The bottom line is not the bottom line. It is something far more profound. Our decisions regarding who will get help and who won't are about more than bean-counting bureaucrats deciding if your drugs or operation will cost more than you are contributing to the U.S. Treasury.
The secular left claims we are evolutionary accidents who managed to crawl out of the slime and by "natural selection" stand erect and over millions of years outsmart our ancestors, the apes. If that is your belief, then you probably think health care should be rationed. Why spend lots of money to improve -- or save -- the life of someone who evolved from slime and has no special significance other than the "accident" of becoming human? Policies flow from such a philosophy, though the average secularist probably wouldn't put it in such stark terms. Stark, or not, isn't this the inevitable progression of seeing humanity as maybe complex, but nothing special?
It is between these two distinctly different worldview goalposts that the battle is taking place. Few from the "endowed rights" side are saying that a 100-year-old with an inoperable brain tumor should be given extraordinary and expensive care to keep the heart pumping, even after brain waves have gone flat. But there is a big difference between "letting go" and "snuffing out." The unnatural progression for many on the secular left is to see such a person as a "burden." In an age when we think we should be free of burdens -- a notion that contributes to our superficiality and makes us morally obtuse -- getting rid of granny might seem perfectly rational, even defensible.
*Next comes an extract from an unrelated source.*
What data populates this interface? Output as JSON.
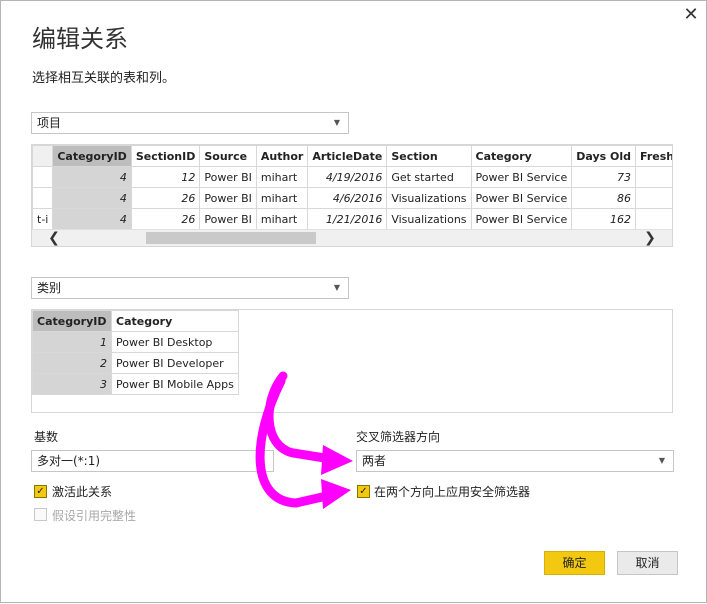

But by doing so, we assume an even greater burden: the role of God in deciding who gets to live and who must die. Anyone who has seen the film "Bruce Almighty" senses how difficult it is to play God.
The explosive town hall meetings are indications that Americans are trusting government less and less. So where should we go? The answer is in your wallet or purse. It's on the money. Right now it is little more than a slogan, but what if it became true: in God We Trust.